▶ [What you are asked to do]: Repeat every entry exactly as it stands. Omit the images.

▶ [Recorded information]:
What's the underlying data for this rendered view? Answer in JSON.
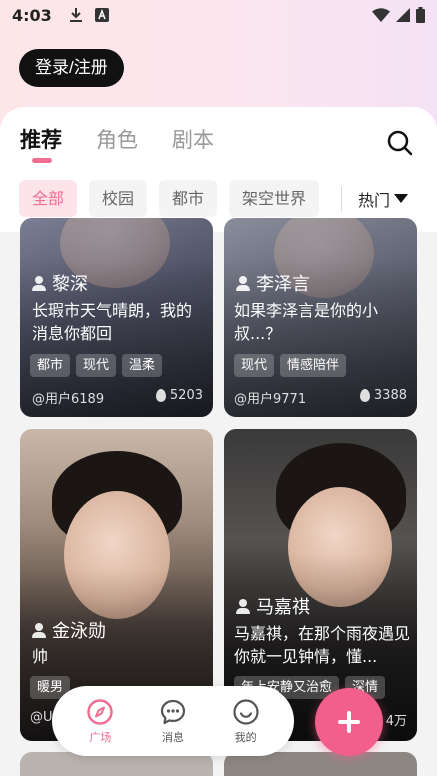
{
  "status_bar": {
    "time": "4:03"
  },
  "header": {
    "login_label": "登录/注册"
  },
  "tabs": [
    {
      "label": "推荐",
      "active": true
    },
    {
      "label": "角色",
      "active": false
    },
    {
      "label": "剧本",
      "active": false
    }
  ],
  "filters": {
    "chips": [
      {
        "label": "全部",
        "active": true
      },
      {
        "label": "校园",
        "active": false
      },
      {
        "label": "都市",
        "active": false
      },
      {
        "label": "架空世界",
        "active": false
      }
    ],
    "sort_label": "热门"
  },
  "cards": [
    {
      "name": "黎深",
      "desc": "长瑕市天气晴朗，我的消息你都回",
      "tags": [
        "都市",
        "现代",
        "温柔"
      ],
      "author": "@用户6189",
      "count": "5203"
    },
    {
      "name": "李泽言",
      "desc": "如果李泽言是你的小叔...？",
      "tags": [
        "现代",
        "情感陪伴"
      ],
      "author": "@用户9771",
      "count": "3388"
    },
    {
      "name": "金泳勋",
      "desc": "帅",
      "tags": [
        "暖男"
      ],
      "author": "@U",
      "count": ""
    },
    {
      "name": "马嘉祺",
      "desc": "马嘉祺，在那个雨夜遇见你就一见钟情，懂...",
      "tags": [
        "年上安静又治愈",
        "深情"
      ],
      "author": "",
      "count": "4万"
    }
  ],
  "nav": [
    {
      "label": "广场",
      "icon": "compass-icon",
      "active": true
    },
    {
      "label": "消息",
      "icon": "chat-icon",
      "active": false
    },
    {
      "label": "我的",
      "icon": "smile-icon",
      "active": false
    }
  ],
  "colors": {
    "accent": "#ef6f93",
    "fab": "#f25f8c",
    "dark_button": "#111111"
  }
}
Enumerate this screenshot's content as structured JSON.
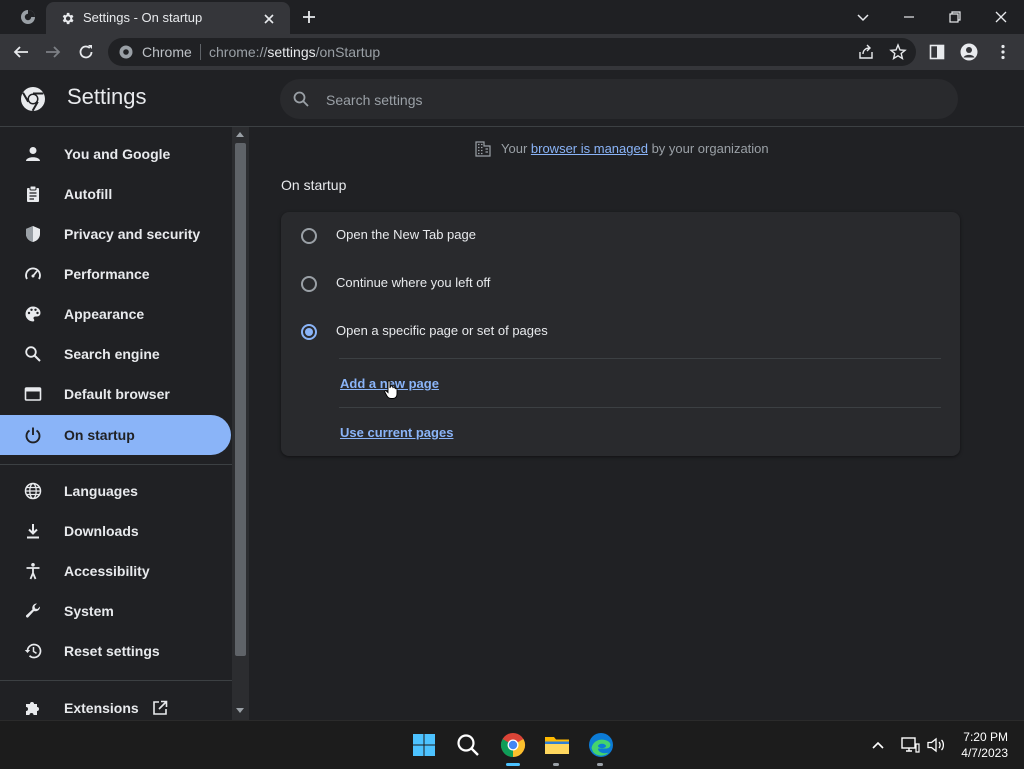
{
  "tab": {
    "title": "Settings - On startup"
  },
  "omnibox": {
    "site_label": "Chrome",
    "url_scheme": "chrome://",
    "url_host": "settings",
    "url_path": "/onStartup"
  },
  "header": {
    "title": "Settings",
    "search_placeholder": "Search settings"
  },
  "sidebar": {
    "items": [
      {
        "label": "You and Google",
        "icon": "person-icon"
      },
      {
        "label": "Autofill",
        "icon": "clipboard-icon"
      },
      {
        "label": "Privacy and security",
        "icon": "shield-icon"
      },
      {
        "label": "Performance",
        "icon": "speedometer-icon"
      },
      {
        "label": "Appearance",
        "icon": "palette-icon"
      },
      {
        "label": "Search engine",
        "icon": "search-icon"
      },
      {
        "label": "Default browser",
        "icon": "browser-window-icon"
      },
      {
        "label": "On startup",
        "icon": "power-icon",
        "selected": true
      },
      {
        "label": "Languages",
        "icon": "globe-icon"
      },
      {
        "label": "Downloads",
        "icon": "download-icon"
      },
      {
        "label": "Accessibility",
        "icon": "accessibility-icon"
      },
      {
        "label": "System",
        "icon": "wrench-icon"
      },
      {
        "label": "Reset settings",
        "icon": "history-icon"
      },
      {
        "label": "Extensions",
        "icon": "puzzle-icon"
      }
    ]
  },
  "main": {
    "managed_notice": {
      "before": "Your ",
      "link": "browser is managed",
      "after": " by your organization"
    },
    "section_title": "On startup",
    "options": [
      {
        "label": "Open the New Tab page",
        "checked": false
      },
      {
        "label": "Continue where you left off",
        "checked": false
      },
      {
        "label": "Open a specific page or set of pages",
        "checked": true
      }
    ],
    "links": {
      "add_page": "Add a new page",
      "use_current": "Use current pages"
    }
  },
  "taskbar": {
    "time": "7:20 PM",
    "date": "4/7/2023"
  },
  "colors": {
    "accent": "#8ab4f8",
    "background": "#202124",
    "card": "#292a2d"
  }
}
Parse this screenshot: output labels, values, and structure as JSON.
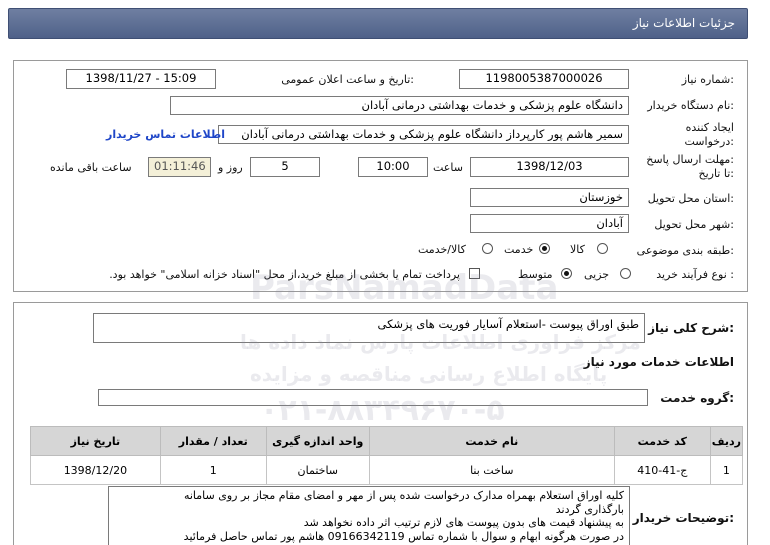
{
  "header": {
    "title": "جزئیات اطلاعات نیاز"
  },
  "form": {
    "need_number_label": "شماره نیاز:",
    "need_number": "1198005387000026",
    "announce_label": "تاریخ و ساعت اعلان عمومی:",
    "announce_value": "1398/11/27 - 15:09",
    "buyer_label": "نام دستگاه خریدار:",
    "buyer_value": "دانشگاه علوم پزشکی و خدمات بهداشتی درمانی آبادان",
    "creator_label_1": "ایجاد کننده",
    "creator_label_2": "درخواست:",
    "creator_value": "سمیر هاشم پور کارپرداز دانشگاه علوم پزشکی و خدمات بهداشتی درمانی آبادان",
    "contact_link": "اطلاعات تماس خریدار",
    "deadline_label_1": "مهلت ارسال پاسخ:",
    "deadline_label_2": "تا تاریخ:",
    "deadline_date": "1398/12/03",
    "time_label": "ساعت",
    "deadline_time": "10:00",
    "days_value": "5",
    "days_label": "روز و",
    "remaining_value": "01:11:46",
    "remaining_label": "ساعت باقی مانده",
    "province_label": "استان محل تحویل:",
    "province_value": "خوزستان",
    "city_label": "شهر محل تحویل:",
    "city_value": "آبادان",
    "category_label": "طبقه بندی موضوعی:",
    "category_options": [
      "کالا",
      "خدمت",
      "کالا/خدمت"
    ],
    "category_selected": "خدمت",
    "process_label": "نوع فرآیند خرید :",
    "process_options": [
      "جزیی",
      "متوسط"
    ],
    "process_selected": "متوسط",
    "payment_note": "پرداخت تمام یا بخشی از مبلغ خرید،از محل \"اسناد خزانه اسلامی\" خواهد بود."
  },
  "summary": {
    "label": "شرح کلی نیاز:",
    "value": "طبق اوراق پیوست -استعلام  آسایار فوریت های پزشکی",
    "services_heading": "اطلاعات خدمات مورد نیاز",
    "group_label": "گروه خدمت:",
    "group_value": ""
  },
  "table": {
    "headers": [
      "ردیف",
      "کد خدمت",
      "نام خدمت",
      "واحد اندازه گیری",
      "تعداد / مقدار",
      "تاریخ نیاز"
    ],
    "rows": [
      [
        "1",
        "ج-41-410",
        "ساخت بنا",
        "ساختمان",
        "1",
        "1398/12/20"
      ]
    ]
  },
  "notes": {
    "label": "توضیحات خریدار:",
    "lines": [
      "کلیه اوراق استعلام بهمراه مدارک درخواست شده پس از مهر و امضای مقام مجاز بر روی سامانه",
      "بارگذاری گردند",
      "به پیشنهاد قیمت های بدون پیوست های لازم ترتیب اثر داده نخواهد شد",
      "در صورت هرگونه ابهام و سوال با شماره تماس 09166342119 هاشم پور تماس حاصل فرمائید"
    ]
  },
  "watermark": {
    "name": "ParsNamadData",
    "line1": "مرکز فراوری اطلاعات پارس نماد داده ها",
    "line2": "پایگاه اطلاع رسانی مناقصه و مزایده",
    "phone": "۰۲۱-۸۸۳۴۹۶۷۰-۵"
  },
  "colors": {
    "header_bg": "#5a6b93",
    "link": "#1f46c8",
    "table_header": "#d6d6d6"
  }
}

▶ [Exercise result]:
What's the underlying data for this rendered view? Answer in JSON.
{
  "status_bar": {
    "time": "4:03"
  },
  "header": {
    "login_label": "登录/注册"
  },
  "tabs": [
    {
      "label": "推荐",
      "active": true
    },
    {
      "label": "角色",
      "active": false
    },
    {
      "label": "剧本",
      "active": false
    }
  ],
  "filters": {
    "chips": [
      {
        "label": "全部",
        "active": true
      },
      {
        "label": "校园",
        "active": false
      },
      {
        "label": "都市",
        "active": false
      },
      {
        "label": "架空世界",
        "active": false
      }
    ],
    "sort_label": "热门"
  },
  "cards": [
    {
      "name": "黎深",
      "desc": "长瑕市天气晴朗，我的消息你都回",
      "tags": [
        "都市",
        "现代",
        "温柔"
      ],
      "author": "@用户6189",
      "count": "5203"
    },
    {
      "name": "李泽言",
      "desc": "如果李泽言是你的小叔...？",
      "tags": [
        "现代",
        "情感陪伴"
      ],
      "author": "@用户9771",
      "count": "3388"
    },
    {
      "name": "金泳勋",
      "desc": "帅",
      "tags": [
        "暖男"
      ],
      "author": "@U",
      "count": ""
    },
    {
      "name": "马嘉祺",
      "desc": "马嘉祺，在那个雨夜遇见你就一见钟情，懂...",
      "tags": [
        "年上安静又治愈",
        "深情"
      ],
      "author": "",
      "count": "4万"
    }
  ],
  "nav": [
    {
      "label": "广场",
      "icon": "compass-icon",
      "active": true
    },
    {
      "label": "消息",
      "icon": "chat-icon",
      "active": false
    },
    {
      "label": "我的",
      "icon": "smile-icon",
      "active": false
    }
  ],
  "colors": {
    "accent": "#ef6f93",
    "fab": "#f25f8c",
    "dark_button": "#111111"
  }
}
Enumerate this screenshot's content as structured JSON.
{
  "tab": {
    "title": "Settings - On startup"
  },
  "omnibox": {
    "site_label": "Chrome",
    "url_scheme": "chrome://",
    "url_host": "settings",
    "url_path": "/onStartup"
  },
  "header": {
    "title": "Settings",
    "search_placeholder": "Search settings"
  },
  "sidebar": {
    "items": [
      {
        "label": "You and Google",
        "icon": "person-icon"
      },
      {
        "label": "Autofill",
        "icon": "clipboard-icon"
      },
      {
        "label": "Privacy and security",
        "icon": "shield-icon"
      },
      {
        "label": "Performance",
        "icon": "speedometer-icon"
      },
      {
        "label": "Appearance",
        "icon": "palette-icon"
      },
      {
        "label": "Search engine",
        "icon": "search-icon"
      },
      {
        "label": "Default browser",
        "icon": "browser-window-icon"
      },
      {
        "label": "On startup",
        "icon": "power-icon",
        "selected": true
      },
      {
        "label": "Languages",
        "icon": "globe-icon"
      },
      {
        "label": "Downloads",
        "icon": "download-icon"
      },
      {
        "label": "Accessibility",
        "icon": "accessibility-icon"
      },
      {
        "label": "System",
        "icon": "wrench-icon"
      },
      {
        "label": "Reset settings",
        "icon": "history-icon"
      },
      {
        "label": "Extensions",
        "icon": "puzzle-icon"
      }
    ]
  },
  "main": {
    "managed_notice": {
      "before": "Your ",
      "link": "browser is managed",
      "after": " by your organization"
    },
    "section_title": "On startup",
    "options": [
      {
        "label": "Open the New Tab page",
        "checked": false
      },
      {
        "label": "Continue where you left off",
        "checked": false
      },
      {
        "label": "Open a specific page or set of pages",
        "checked": true
      }
    ],
    "links": {
      "add_page": "Add a new page",
      "use_current": "Use current pages"
    }
  },
  "taskbar": {
    "time": "7:20 PM",
    "date": "4/7/2023"
  },
  "colors": {
    "accent": "#8ab4f8",
    "background": "#202124",
    "card": "#292a2d"
  }
}
Parse this screenshot: output labels, values, and structure as JSON.
{
  "header": {
    "title": "جزئیات اطلاعات نیاز"
  },
  "form": {
    "need_number_label": "شماره نیاز:",
    "need_number": "1198005387000026",
    "announce_label": "تاریخ و ساعت اعلان عمومی:",
    "announce_value": "1398/11/27 - 15:09",
    "buyer_label": "نام دستگاه خریدار:",
    "buyer_value": "دانشگاه علوم پزشکی و خدمات بهداشتی درمانی آبادان",
    "creator_label_1": "ایجاد کننده",
    "creator_label_2": "درخواست:",
    "creator_value": "سمیر هاشم پور کارپرداز دانشگاه علوم پزشکی و خدمات بهداشتی درمانی آبادان",
    "contact_link": "اطلاعات تماس خریدار",
    "deadline_label_1": "مهلت ارسال پاسخ:",
    "deadline_label_2": "تا تاریخ:",
    "deadline_date": "1398/12/03",
    "time_label": "ساعت",
    "deadline_time": "10:00",
    "days_value": "5",
    "days_label": "روز و",
    "remaining_value": "01:11:46",
    "remaining_label": "ساعت باقی مانده",
    "province_label": "استان محل تحویل:",
    "province_value": "خوزستان",
    "city_label": "شهر محل تحویل:",
    "city_value": "آبادان",
    "category_label": "طبقه بندی موضوعی:",
    "category_options": [
      "کالا",
      "خدمت",
      "کالا/خدمت"
    ],
    "category_selected": "خدمت",
    "process_label": "نوع فرآیند خرید :",
    "process_options": [
      "جزیی",
      "متوسط"
    ],
    "process_selected": "متوسط",
    "payment_note": "پرداخت تمام یا بخشی از مبلغ خرید،از محل \"اسناد خزانه اسلامی\" خواهد بود."
  },
  "summary": {
    "label": "شرح کلی نیاز:",
    "value": "طبق اوراق پیوست -استعلام  آسایار فوریت های پزشکی",
    "services_heading": "اطلاعات خدمات مورد نیاز",
    "group_label": "گروه خدمت:",
    "group_value": ""
  },
  "table": {
    "headers": [
      "ردیف",
      "کد خدمت",
      "نام خدمت",
      "واحد اندازه گیری",
      "تعداد / مقدار",
      "تاریخ نیاز"
    ],
    "rows": [
      [
        "1",
        "ج-41-410",
        "ساخت بنا",
        "ساختمان",
        "1",
        "1398/12/20"
      ]
    ]
  },
  "notes": {
    "label": "توضیحات خریدار:",
    "lines": [
      "کلیه اوراق استعلام بهمراه مدارک درخواست شده پس از مهر و امضای مقام مجاز بر روی سامانه",
      "بارگذاری گردند",
      "به پیشنهاد قیمت های بدون پیوست های لازم ترتیب اثر داده نخواهد شد",
      "در صورت هرگونه ابهام و سوال با شماره تماس 09166342119 هاشم پور تماس حاصل فرمائید"
    ]
  },
  "watermark": {
    "name": "ParsNamadData",
    "line1": "مرکز فراوری اطلاعات پارس نماد داده ها",
    "line2": "پایگاه اطلاع رسانی مناقصه و مزایده",
    "phone": "۰۲۱-۸۸۳۴۹۶۷۰-۵"
  },
  "colors": {
    "header_bg": "#5a6b93",
    "link": "#1f46c8",
    "table_header": "#d6d6d6"
  }
}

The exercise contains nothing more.